## INSTRUCTIONS TO FOLLOW
Collect every line of the records below that contains the word "meditation".

[Records drawn from a dataset]
···

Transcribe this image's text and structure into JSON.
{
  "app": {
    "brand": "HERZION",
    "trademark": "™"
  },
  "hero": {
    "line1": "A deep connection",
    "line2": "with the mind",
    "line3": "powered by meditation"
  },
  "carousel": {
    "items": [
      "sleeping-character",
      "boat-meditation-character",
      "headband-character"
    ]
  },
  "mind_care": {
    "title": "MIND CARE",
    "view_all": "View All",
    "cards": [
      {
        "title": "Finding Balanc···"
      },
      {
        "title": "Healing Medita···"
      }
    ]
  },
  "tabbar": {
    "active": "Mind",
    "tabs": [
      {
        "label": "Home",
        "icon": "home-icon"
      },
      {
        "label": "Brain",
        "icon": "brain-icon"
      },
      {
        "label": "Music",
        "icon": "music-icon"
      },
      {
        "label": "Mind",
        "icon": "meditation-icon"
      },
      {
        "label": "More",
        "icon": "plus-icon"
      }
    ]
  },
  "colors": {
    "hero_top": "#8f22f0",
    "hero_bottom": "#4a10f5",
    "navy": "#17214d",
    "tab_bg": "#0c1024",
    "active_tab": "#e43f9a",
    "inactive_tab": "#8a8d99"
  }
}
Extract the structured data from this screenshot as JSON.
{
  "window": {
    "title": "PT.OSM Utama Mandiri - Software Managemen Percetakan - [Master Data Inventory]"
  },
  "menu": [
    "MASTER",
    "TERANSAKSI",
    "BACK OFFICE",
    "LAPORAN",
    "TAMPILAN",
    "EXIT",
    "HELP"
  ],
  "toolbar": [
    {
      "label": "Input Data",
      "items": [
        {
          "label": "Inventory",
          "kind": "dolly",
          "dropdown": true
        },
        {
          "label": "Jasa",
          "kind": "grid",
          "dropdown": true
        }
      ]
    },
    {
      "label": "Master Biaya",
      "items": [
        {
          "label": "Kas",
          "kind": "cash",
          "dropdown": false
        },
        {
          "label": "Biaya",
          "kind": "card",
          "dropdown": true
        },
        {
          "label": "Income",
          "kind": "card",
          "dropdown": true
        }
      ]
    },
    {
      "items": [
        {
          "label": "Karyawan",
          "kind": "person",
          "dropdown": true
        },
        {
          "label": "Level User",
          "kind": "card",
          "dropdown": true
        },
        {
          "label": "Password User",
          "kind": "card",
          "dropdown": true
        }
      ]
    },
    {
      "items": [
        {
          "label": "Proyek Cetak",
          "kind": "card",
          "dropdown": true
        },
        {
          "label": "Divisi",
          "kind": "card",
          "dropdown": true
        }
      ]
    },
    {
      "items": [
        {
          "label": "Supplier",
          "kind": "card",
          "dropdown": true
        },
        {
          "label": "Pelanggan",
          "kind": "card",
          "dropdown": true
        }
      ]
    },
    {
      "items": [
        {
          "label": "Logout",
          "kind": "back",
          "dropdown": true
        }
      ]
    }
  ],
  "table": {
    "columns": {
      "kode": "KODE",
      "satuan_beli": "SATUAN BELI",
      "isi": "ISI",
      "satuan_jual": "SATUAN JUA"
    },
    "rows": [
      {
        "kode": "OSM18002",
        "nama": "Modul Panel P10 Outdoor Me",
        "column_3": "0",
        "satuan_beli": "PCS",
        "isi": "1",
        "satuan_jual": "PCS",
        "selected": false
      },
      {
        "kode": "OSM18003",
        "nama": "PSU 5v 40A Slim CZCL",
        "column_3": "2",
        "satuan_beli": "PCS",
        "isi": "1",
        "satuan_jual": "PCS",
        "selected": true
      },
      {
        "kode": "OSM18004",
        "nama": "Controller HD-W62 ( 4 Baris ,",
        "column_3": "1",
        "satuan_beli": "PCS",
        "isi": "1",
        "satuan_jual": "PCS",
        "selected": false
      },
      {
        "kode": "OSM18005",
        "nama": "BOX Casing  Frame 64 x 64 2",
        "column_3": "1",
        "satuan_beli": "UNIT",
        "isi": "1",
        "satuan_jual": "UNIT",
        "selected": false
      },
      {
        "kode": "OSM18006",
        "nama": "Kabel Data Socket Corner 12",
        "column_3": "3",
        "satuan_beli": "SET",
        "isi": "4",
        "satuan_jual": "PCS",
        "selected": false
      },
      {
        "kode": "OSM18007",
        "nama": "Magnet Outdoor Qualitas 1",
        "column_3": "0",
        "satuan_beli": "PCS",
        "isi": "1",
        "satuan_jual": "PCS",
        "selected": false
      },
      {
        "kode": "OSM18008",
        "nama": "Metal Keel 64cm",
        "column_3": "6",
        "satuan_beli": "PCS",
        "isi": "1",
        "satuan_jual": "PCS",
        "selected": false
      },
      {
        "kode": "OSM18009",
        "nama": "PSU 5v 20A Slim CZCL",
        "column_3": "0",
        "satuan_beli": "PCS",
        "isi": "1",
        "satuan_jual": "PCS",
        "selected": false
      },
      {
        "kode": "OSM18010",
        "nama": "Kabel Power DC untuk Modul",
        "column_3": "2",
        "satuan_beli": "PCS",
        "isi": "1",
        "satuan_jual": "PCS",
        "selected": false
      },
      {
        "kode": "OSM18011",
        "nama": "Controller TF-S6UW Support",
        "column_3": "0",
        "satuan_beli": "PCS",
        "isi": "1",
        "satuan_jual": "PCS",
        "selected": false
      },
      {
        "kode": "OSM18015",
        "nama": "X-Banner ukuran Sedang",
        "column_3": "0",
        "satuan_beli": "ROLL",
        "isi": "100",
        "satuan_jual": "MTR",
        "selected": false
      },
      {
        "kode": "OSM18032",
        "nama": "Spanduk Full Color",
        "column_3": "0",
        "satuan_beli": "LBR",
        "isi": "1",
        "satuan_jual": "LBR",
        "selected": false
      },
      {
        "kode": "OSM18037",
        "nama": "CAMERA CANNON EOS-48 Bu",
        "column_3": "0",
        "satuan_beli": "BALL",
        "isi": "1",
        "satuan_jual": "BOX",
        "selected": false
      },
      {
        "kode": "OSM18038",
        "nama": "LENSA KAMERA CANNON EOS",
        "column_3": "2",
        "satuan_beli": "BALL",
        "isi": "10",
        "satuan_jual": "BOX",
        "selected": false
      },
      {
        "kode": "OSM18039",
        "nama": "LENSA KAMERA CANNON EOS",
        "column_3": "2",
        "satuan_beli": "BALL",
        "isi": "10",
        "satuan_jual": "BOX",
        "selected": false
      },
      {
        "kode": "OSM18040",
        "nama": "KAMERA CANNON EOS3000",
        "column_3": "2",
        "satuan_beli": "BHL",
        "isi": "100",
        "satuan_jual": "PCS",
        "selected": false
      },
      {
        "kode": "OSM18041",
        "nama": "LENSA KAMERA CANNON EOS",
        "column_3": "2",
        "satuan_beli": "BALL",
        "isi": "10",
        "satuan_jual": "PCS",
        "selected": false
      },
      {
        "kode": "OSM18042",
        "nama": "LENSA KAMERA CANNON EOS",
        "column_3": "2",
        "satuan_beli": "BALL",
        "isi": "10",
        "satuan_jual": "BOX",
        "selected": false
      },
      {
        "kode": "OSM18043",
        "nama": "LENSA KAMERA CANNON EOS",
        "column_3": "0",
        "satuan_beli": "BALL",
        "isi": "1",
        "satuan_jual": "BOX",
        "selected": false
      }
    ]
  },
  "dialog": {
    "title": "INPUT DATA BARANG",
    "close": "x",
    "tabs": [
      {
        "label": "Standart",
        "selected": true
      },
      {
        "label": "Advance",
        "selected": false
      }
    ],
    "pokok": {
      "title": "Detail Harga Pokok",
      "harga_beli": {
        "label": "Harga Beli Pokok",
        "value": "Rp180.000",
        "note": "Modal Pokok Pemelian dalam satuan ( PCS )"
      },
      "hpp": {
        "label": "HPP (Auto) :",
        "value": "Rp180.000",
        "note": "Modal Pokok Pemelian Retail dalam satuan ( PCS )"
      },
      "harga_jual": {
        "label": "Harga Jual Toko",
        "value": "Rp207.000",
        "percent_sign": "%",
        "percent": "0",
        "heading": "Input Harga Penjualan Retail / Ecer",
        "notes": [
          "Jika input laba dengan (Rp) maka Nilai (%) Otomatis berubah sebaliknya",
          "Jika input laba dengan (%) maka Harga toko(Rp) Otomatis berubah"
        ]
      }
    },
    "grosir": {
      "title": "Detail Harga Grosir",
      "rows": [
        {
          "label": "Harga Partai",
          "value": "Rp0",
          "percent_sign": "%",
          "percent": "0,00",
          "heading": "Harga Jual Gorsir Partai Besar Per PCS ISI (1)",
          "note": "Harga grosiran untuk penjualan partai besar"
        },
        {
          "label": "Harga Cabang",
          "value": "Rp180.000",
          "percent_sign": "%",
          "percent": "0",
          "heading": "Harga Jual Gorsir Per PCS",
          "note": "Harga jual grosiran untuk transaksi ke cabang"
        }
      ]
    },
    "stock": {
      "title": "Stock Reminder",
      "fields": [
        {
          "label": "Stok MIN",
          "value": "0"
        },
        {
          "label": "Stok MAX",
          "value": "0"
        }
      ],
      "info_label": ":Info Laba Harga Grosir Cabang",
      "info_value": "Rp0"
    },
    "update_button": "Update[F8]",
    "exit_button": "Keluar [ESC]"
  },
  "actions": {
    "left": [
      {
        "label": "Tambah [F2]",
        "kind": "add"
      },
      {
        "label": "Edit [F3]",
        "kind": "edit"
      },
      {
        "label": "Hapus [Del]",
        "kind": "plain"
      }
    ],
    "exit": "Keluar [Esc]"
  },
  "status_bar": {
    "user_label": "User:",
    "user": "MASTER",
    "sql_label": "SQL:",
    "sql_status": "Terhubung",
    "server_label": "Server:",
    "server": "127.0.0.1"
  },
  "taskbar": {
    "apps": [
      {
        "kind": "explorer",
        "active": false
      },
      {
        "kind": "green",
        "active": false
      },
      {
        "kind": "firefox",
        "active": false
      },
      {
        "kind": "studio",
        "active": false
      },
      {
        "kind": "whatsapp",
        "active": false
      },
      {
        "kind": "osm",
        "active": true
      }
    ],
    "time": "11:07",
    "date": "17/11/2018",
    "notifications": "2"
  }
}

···

## RESPONSE BELOW
    "line3": "powered by meditation"
      "boat-meditation-character",
        "icon": "meditation-icon"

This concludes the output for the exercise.